I think the real disconnect is coming from the diploma mills that get students to take out huge amounts of Federally backed student loans to pay for diplomas of dubious value. So the students are making a purchasing decision based on what they think industry wants, and taking out loans they can't afford, and everything seriously goes to pot then.

#Comment Re: made: 2009-12-01 21:25:24.403455+00 by: ebradway

Unfortunately, the government is paying less and less. I'm not sure what the stats are for California, but the reason the UC system just jacked their tuition 32% is because the state isn't paying what they used to. The UC system used to be considered the top public university in the world. UC-Berkeley and UCLA routinely made the top 10 list in research in almost every field and commonly vied for #1 slots with each other. Now they are only in the top 10 in select areas.

The University of Colorado currently receives 7% of it's budget from the State. The President of the CU system has been considering taking it private. Because the University takes the state funds, they have significant limits placed on things like enrollment. For instance, out-of-state enrollment is capped at 45% of total enrollment. CU-Boulder is a popular school for Southern Californians who like winter sports. That 45% gets filled up pretty quick. Out of state tuition is 4-5 times the in state tuition. CU could give up the 7% from the state and easily make it back up in increased tuition revenues by increasing out-of-state enrollment.

Unfortunately, though, the system would have to shift thousands of state employees to private employment. Most of those state employees are unionized. The faculty has some strong leftist tendencies and believe in state run universities.

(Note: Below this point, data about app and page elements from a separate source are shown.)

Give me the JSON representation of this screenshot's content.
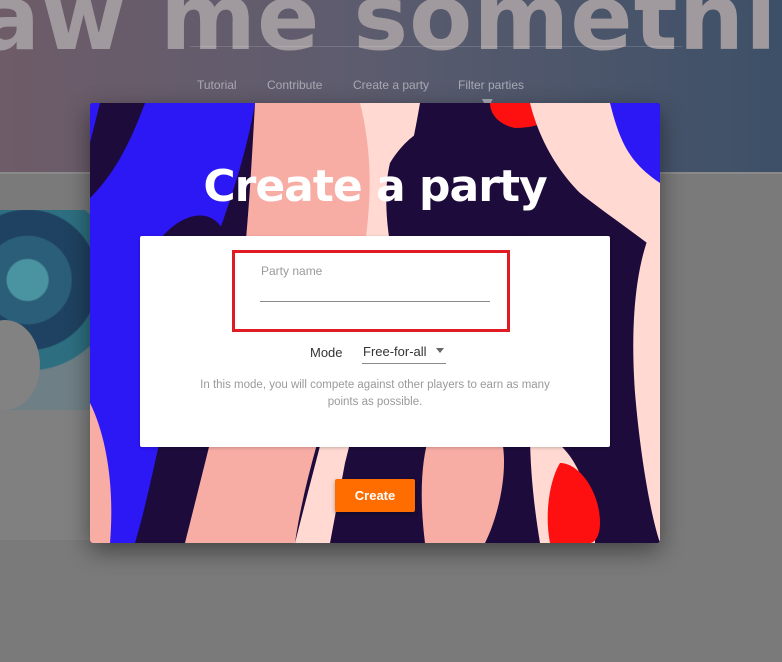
{
  "background": {
    "hero_title": "aw me somethin",
    "nav": [
      {
        "label": "Tutorial",
        "icon": "graduation-cap-icon"
      },
      {
        "label": "Contribute",
        "icon": "brush-icon"
      },
      {
        "label": "Create a party",
        "icon": "group-icon"
      },
      {
        "label": "Filter parties",
        "icon": "filter-icon"
      }
    ]
  },
  "modal": {
    "title": "Create a party",
    "party_name": {
      "label": "Party name",
      "value": ""
    },
    "mode": {
      "label": "Mode",
      "selected": "Free-for-all"
    },
    "mode_description": "In this mode, you will compete against other players to earn as many points as possible.",
    "create_label": "Create"
  },
  "colors": {
    "accent": "#ff6d00",
    "highlight_box": "#e01b24",
    "art_blue": "#2c17f5",
    "art_pink": "#f7aca4",
    "art_light_pink": "#ffd9d2",
    "art_dark": "#1c0b3b",
    "art_red": "#ff1010"
  }
}
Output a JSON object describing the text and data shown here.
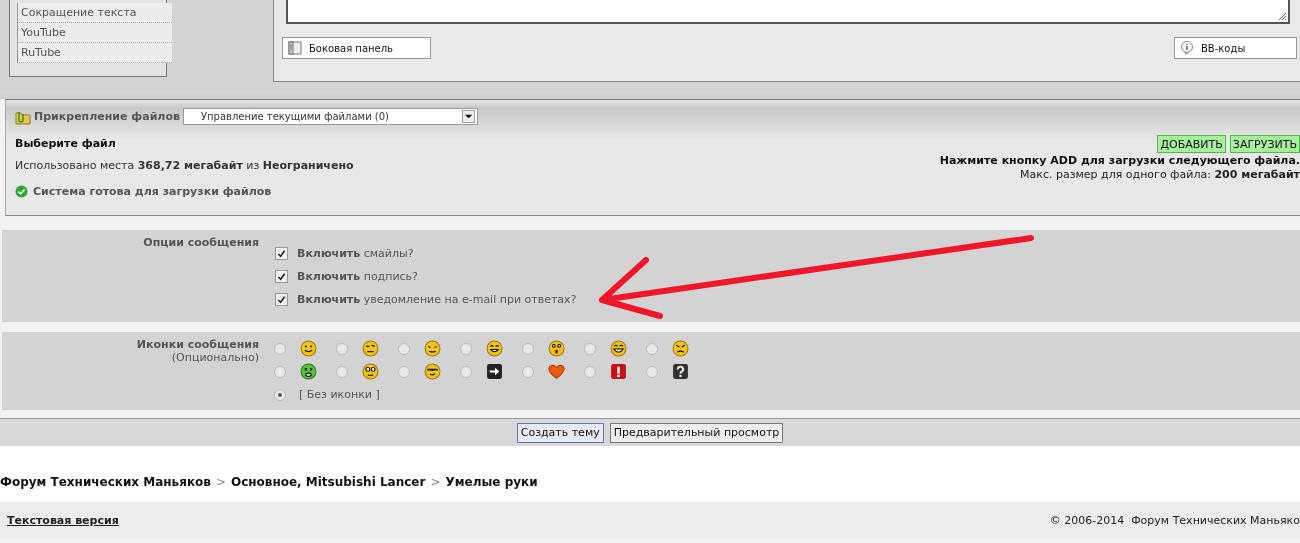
{
  "sidebar": {
    "items": [
      {
        "label": "Сокращение текста"
      },
      {
        "label": "YouTube"
      },
      {
        "label": "RuTube"
      }
    ]
  },
  "editor": {
    "buttons": [
      {
        "label": "Боковая панель",
        "kind": "sidebar"
      },
      {
        "label": "BB-коды",
        "kind": "info"
      }
    ]
  },
  "attachments": {
    "title": "Прикрепление файлов",
    "manage_select": {
      "value": "Управление текущими файлами (0)"
    },
    "choose_label": "Выберите файл",
    "usage": "Использовано места **368,72 мегабайт** из **Неограничено**",
    "status": "Система готова для загрузки файлов",
    "buttons": [
      {
        "label": "ДОБАВИТЬ"
      },
      {
        "label": "ЗАГРУЗИТЬ"
      }
    ],
    "hint": "Нажмите кнопку ADD для загрузки следующего файла.",
    "max_size": "Макс. размер для одного файла: **200 мегабайт**"
  },
  "message_options": {
    "label": "Опции сообщения",
    "options": [
      {
        "label": "**Включить** смайлы?",
        "checked": true
      },
      {
        "label": "**Включить** подпись?",
        "checked": true
      },
      {
        "label": "**Включить** уведомление на e-mail при ответах?",
        "checked": true
      }
    ]
  },
  "annotation": {
    "kind": "arrow"
  },
  "message_icons": {
    "label": "Иконки сообщения",
    "sublabel": "(Опционально)",
    "options": [
      {
        "kind": "smile",
        "selected": false
      },
      {
        "kind": "smirk",
        "selected": false
      },
      {
        "kind": "squint",
        "selected": false
      },
      {
        "kind": "grin",
        "selected": false
      },
      {
        "kind": "surprised",
        "selected": false
      },
      {
        "kind": "laugh",
        "selected": false
      },
      {
        "kind": "angry",
        "selected": false
      },
      {
        "kind": "sick",
        "selected": false
      },
      {
        "kind": "eek",
        "selected": false
      },
      {
        "kind": "cool",
        "selected": false
      },
      {
        "kind": "arrow",
        "selected": false
      },
      {
        "kind": "heart",
        "selected": false
      },
      {
        "kind": "exclaim",
        "selected": false
      },
      {
        "kind": "question",
        "selected": false
      },
      {
        "kind": "none",
        "label": "[ Без иконки ]",
        "selected": true
      }
    ]
  },
  "actions": [
    {
      "label": "Создать тему",
      "kind": "primary"
    },
    {
      "label": "Предварительный просмотр",
      "kind": "normal"
    }
  ],
  "breadcrumb": {
    "separator": ">",
    "items": [
      "Форум Технических Маньяков",
      "Основное, Mitsubishi Lancer",
      "Умелые руки"
    ]
  },
  "footer": {
    "link": "Текстовая версия",
    "copyright": "© 2006-2014  Форум Технических Маньяко"
  }
}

I've recently been helping my daughter decide what to do when she finishes high school. Originally, I thought I'd be in a faculty position somewhere and might be able to manage comped tuition. But that's not likely. Faculty positions are extra-difficult to land right now and many universities have stopped comping tuition for faculty.

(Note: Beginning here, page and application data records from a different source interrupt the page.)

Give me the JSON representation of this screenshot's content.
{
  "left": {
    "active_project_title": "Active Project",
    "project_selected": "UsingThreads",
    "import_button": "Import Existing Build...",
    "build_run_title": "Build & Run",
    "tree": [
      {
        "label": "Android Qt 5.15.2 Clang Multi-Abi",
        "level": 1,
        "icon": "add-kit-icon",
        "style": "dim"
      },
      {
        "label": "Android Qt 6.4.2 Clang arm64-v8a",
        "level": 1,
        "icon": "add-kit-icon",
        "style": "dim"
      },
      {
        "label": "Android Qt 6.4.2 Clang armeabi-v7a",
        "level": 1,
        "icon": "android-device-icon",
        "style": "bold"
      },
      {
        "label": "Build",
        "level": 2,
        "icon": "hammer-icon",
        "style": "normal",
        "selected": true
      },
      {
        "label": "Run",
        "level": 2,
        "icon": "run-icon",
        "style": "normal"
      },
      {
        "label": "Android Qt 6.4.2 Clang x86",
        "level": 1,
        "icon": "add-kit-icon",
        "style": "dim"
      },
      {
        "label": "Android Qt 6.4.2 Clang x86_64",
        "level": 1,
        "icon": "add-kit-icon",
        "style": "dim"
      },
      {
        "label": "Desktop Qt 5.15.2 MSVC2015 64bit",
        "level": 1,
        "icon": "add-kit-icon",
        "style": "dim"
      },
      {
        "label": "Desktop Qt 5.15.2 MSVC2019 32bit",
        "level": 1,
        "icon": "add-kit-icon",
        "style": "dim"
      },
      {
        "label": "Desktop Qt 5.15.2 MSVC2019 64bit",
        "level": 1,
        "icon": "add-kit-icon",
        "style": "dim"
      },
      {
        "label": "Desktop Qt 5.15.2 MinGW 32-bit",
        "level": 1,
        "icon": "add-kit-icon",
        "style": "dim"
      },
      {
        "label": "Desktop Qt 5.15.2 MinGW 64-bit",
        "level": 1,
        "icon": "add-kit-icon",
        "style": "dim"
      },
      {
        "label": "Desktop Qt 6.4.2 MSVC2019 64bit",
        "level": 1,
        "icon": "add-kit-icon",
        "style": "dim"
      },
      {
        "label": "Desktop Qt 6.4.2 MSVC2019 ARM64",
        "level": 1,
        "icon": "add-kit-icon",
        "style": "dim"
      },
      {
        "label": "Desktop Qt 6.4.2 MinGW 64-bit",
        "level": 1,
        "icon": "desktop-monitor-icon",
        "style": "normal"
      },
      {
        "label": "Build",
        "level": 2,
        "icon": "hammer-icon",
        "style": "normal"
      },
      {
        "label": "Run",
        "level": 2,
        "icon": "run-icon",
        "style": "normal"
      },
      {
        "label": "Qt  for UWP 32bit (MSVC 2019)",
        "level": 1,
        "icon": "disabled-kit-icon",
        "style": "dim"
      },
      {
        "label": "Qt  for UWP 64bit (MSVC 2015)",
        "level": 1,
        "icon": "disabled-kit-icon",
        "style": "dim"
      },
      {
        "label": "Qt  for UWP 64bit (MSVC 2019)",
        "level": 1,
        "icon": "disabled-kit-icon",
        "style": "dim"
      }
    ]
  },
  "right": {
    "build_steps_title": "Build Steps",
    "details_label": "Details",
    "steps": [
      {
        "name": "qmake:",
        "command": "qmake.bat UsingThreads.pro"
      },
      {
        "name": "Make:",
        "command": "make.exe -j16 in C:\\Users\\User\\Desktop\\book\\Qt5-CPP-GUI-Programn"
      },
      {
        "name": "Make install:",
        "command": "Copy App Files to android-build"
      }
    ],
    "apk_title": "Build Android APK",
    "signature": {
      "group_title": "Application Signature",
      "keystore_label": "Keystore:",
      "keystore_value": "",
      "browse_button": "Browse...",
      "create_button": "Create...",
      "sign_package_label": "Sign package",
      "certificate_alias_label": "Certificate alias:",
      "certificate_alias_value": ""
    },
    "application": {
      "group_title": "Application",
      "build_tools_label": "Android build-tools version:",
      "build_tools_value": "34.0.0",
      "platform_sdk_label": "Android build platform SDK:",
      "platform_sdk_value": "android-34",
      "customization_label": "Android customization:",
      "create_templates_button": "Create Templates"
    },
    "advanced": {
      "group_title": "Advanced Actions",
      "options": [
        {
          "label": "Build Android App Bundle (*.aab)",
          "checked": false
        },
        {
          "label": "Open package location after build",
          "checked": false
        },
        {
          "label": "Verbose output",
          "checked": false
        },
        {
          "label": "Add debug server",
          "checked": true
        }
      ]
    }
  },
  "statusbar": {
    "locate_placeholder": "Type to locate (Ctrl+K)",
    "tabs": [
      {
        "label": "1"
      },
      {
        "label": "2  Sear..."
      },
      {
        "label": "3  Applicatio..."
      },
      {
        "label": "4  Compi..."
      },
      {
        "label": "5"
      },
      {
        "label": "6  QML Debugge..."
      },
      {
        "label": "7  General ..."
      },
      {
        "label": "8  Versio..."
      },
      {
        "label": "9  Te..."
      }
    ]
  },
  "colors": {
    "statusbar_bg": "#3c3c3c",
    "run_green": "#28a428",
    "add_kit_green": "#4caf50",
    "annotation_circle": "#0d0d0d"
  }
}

The basic problem is the pace of tuition increases is really close to out-pacing the value of the degree. Especially if one uses their undergrad years to "find themselves". There are much cheaper ways to do that. AmeriCorps, backpacking across Europe, working a Starbucks, river guiding, etc., are all much cheaper than college tuition.

Attending school once one is more established in who they are provides greater clarity. It's easier to look at the course catalog and make decisions like I did: what's the fastest way to finish and of those fast paths, which provides the most long-term benefits. Some of those upper-level proof-oriented math classes were a serious PITA. But I survived and a BS in Math trumps Psychology and Religious Studies any time! I was still able to squeeze in a few fun classes like Eastern Religions and Jazz Appreciation (both filled holes in my transcript).

I really lucked out and finished my BS right before tuition started sky-rocketing. In grad school, the formula changes. If you are reasonably focused (and aren't studying religion or philosophy), it's pretty easy to get an assistanceship which covers tuition.

#Comment Re: made: 2009-12-01 18:11:02.185287+00 by: Dan Lyke

I think this is also a major part of the disconnect between customers that the University system has. We think of an education as something the student gets, and pays for, but really the student is the product, the customer is industry, and, largely, the government is paying for it.